ACTION ITEM
When copying the entries below, leave out every picture and keep the rest exact.
+++
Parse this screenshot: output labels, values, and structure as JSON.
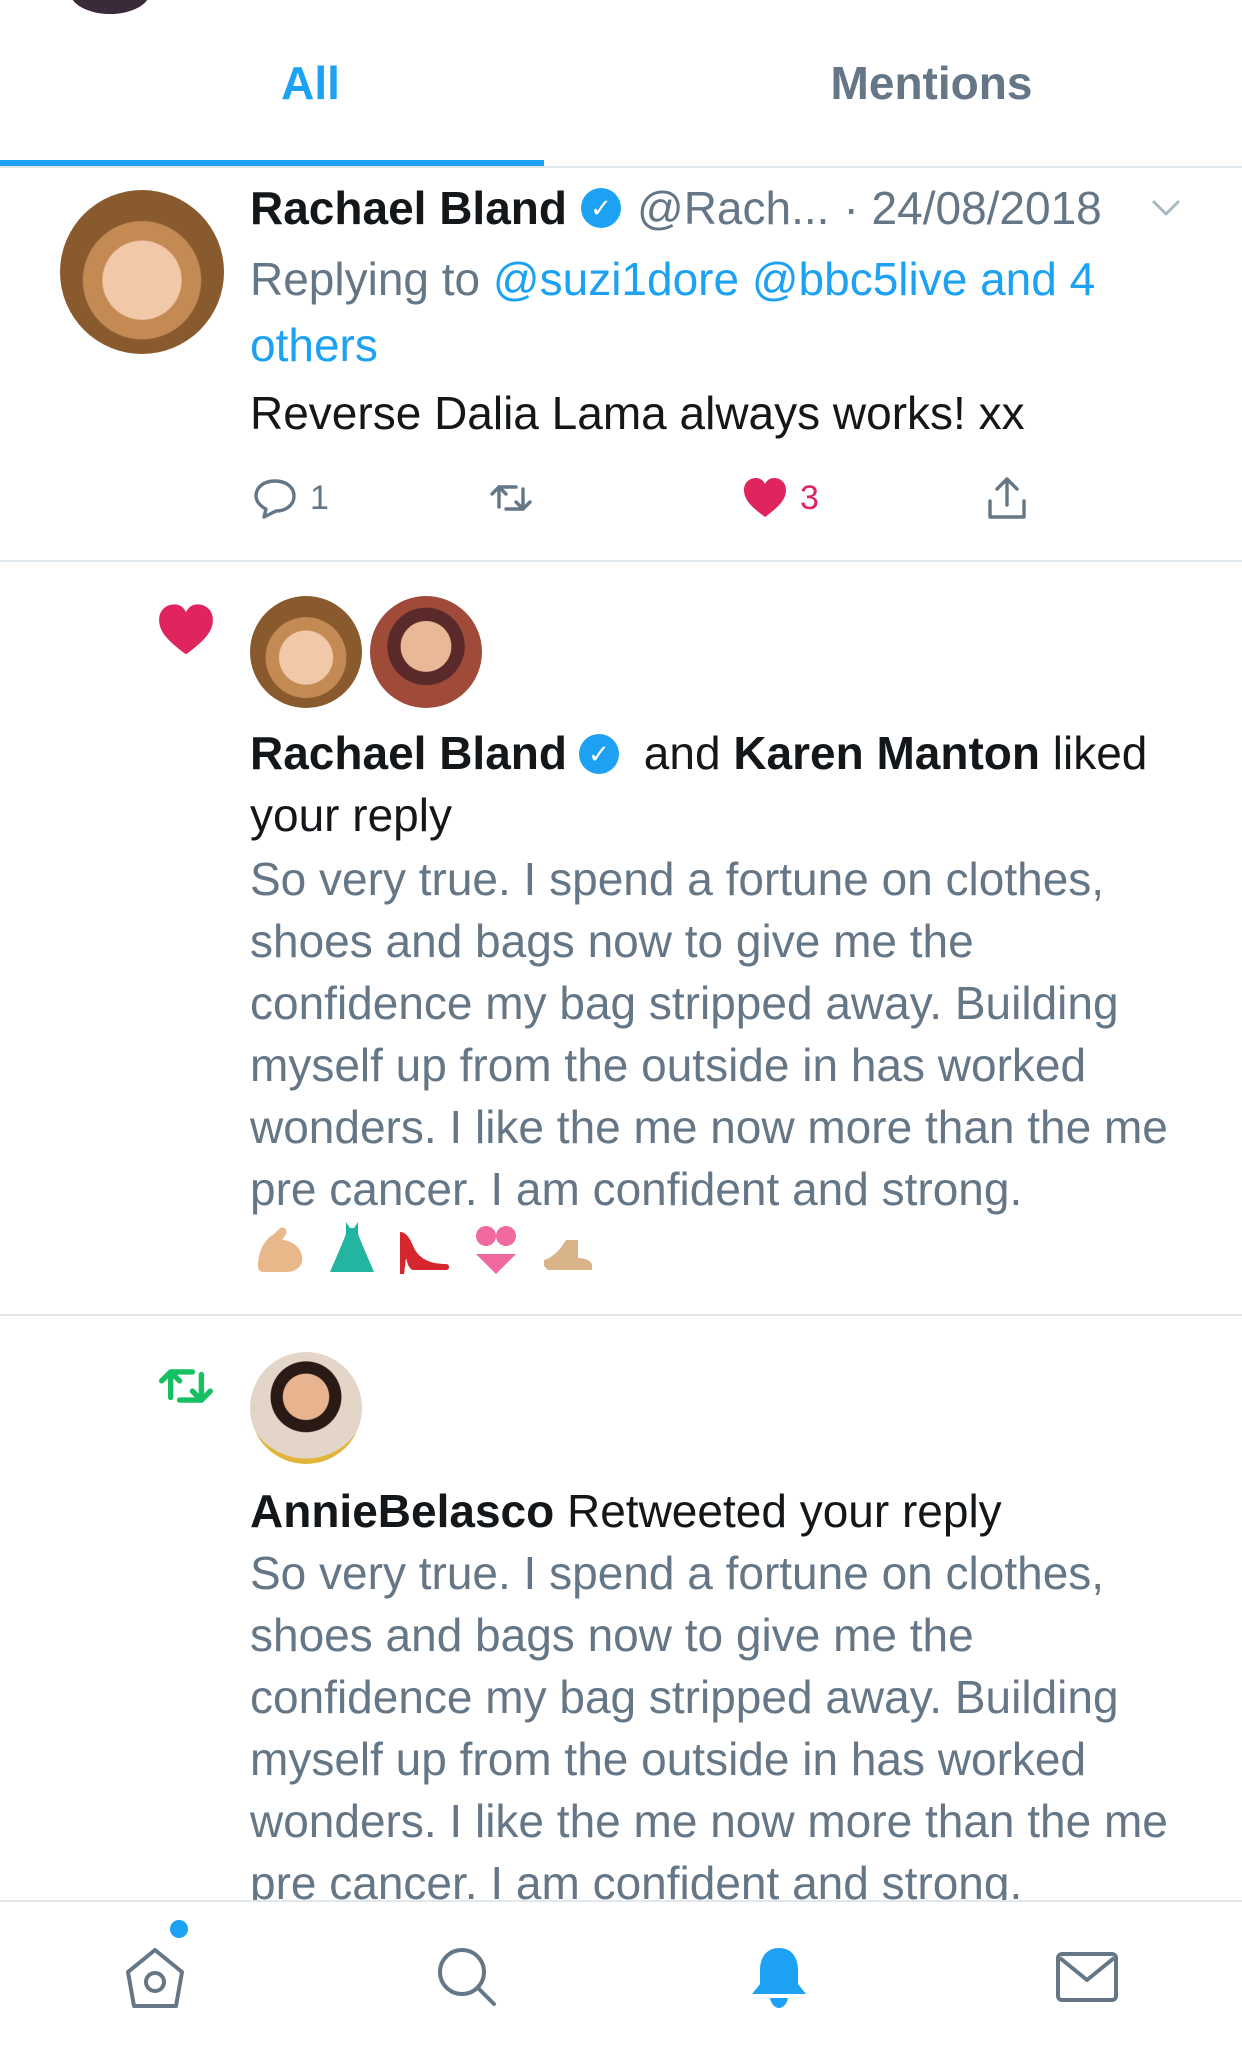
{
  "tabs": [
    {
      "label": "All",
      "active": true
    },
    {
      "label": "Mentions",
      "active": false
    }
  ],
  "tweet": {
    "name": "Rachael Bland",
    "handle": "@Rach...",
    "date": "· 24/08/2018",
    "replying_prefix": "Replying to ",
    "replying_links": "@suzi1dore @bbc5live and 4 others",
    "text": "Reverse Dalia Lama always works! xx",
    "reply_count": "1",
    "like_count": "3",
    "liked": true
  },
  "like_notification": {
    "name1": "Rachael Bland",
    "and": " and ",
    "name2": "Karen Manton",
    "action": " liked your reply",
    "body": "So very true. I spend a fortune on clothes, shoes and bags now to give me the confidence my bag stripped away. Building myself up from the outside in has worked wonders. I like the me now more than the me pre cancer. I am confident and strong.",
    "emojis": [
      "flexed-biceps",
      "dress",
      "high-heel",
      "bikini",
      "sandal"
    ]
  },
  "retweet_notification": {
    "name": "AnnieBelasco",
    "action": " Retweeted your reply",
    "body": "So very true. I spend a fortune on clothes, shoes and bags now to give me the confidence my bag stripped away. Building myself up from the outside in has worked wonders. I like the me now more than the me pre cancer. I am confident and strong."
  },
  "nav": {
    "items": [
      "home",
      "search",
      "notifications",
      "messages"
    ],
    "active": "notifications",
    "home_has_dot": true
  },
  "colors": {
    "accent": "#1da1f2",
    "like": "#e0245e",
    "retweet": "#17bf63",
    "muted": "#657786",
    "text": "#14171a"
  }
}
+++
RESPONSE AREA
Parse this screenshot: output labels, values, and structure as JSON.
{
  "tabs": [
    {
      "label": "All",
      "active": true
    },
    {
      "label": "Mentions",
      "active": false
    }
  ],
  "tweet": {
    "name": "Rachael Bland",
    "handle": "@Rach...",
    "date": "· 24/08/2018",
    "replying_prefix": "Replying to ",
    "replying_links": "@suzi1dore @bbc5live and 4 others",
    "text": "Reverse Dalia Lama always works! xx",
    "reply_count": "1",
    "like_count": "3",
    "liked": true
  },
  "like_notification": {
    "name1": "Rachael Bland",
    "and": " and ",
    "name2": "Karen Manton",
    "action": " liked your reply",
    "body": "So very true. I spend a fortune on clothes, shoes and bags now to give me the confidence my bag stripped away. Building myself up from the outside in has worked wonders. I like the me now more than the me pre cancer. I am confident and strong.",
    "emojis": [
      "flexed-biceps",
      "dress",
      "high-heel",
      "bikini",
      "sandal"
    ]
  },
  "retweet_notification": {
    "name": "AnnieBelasco",
    "action": " Retweeted your reply",
    "body": "So very true. I spend a fortune on clothes, shoes and bags now to give me the confidence my bag stripped away. Building myself up from the outside in has worked wonders. I like the me now more than the me pre cancer. I am confident and strong."
  },
  "nav": {
    "items": [
      "home",
      "search",
      "notifications",
      "messages"
    ],
    "active": "notifications",
    "home_has_dot": true
  },
  "colors": {
    "accent": "#1da1f2",
    "like": "#e0245e",
    "retweet": "#17bf63",
    "muted": "#657786",
    "text": "#14171a"
  }
}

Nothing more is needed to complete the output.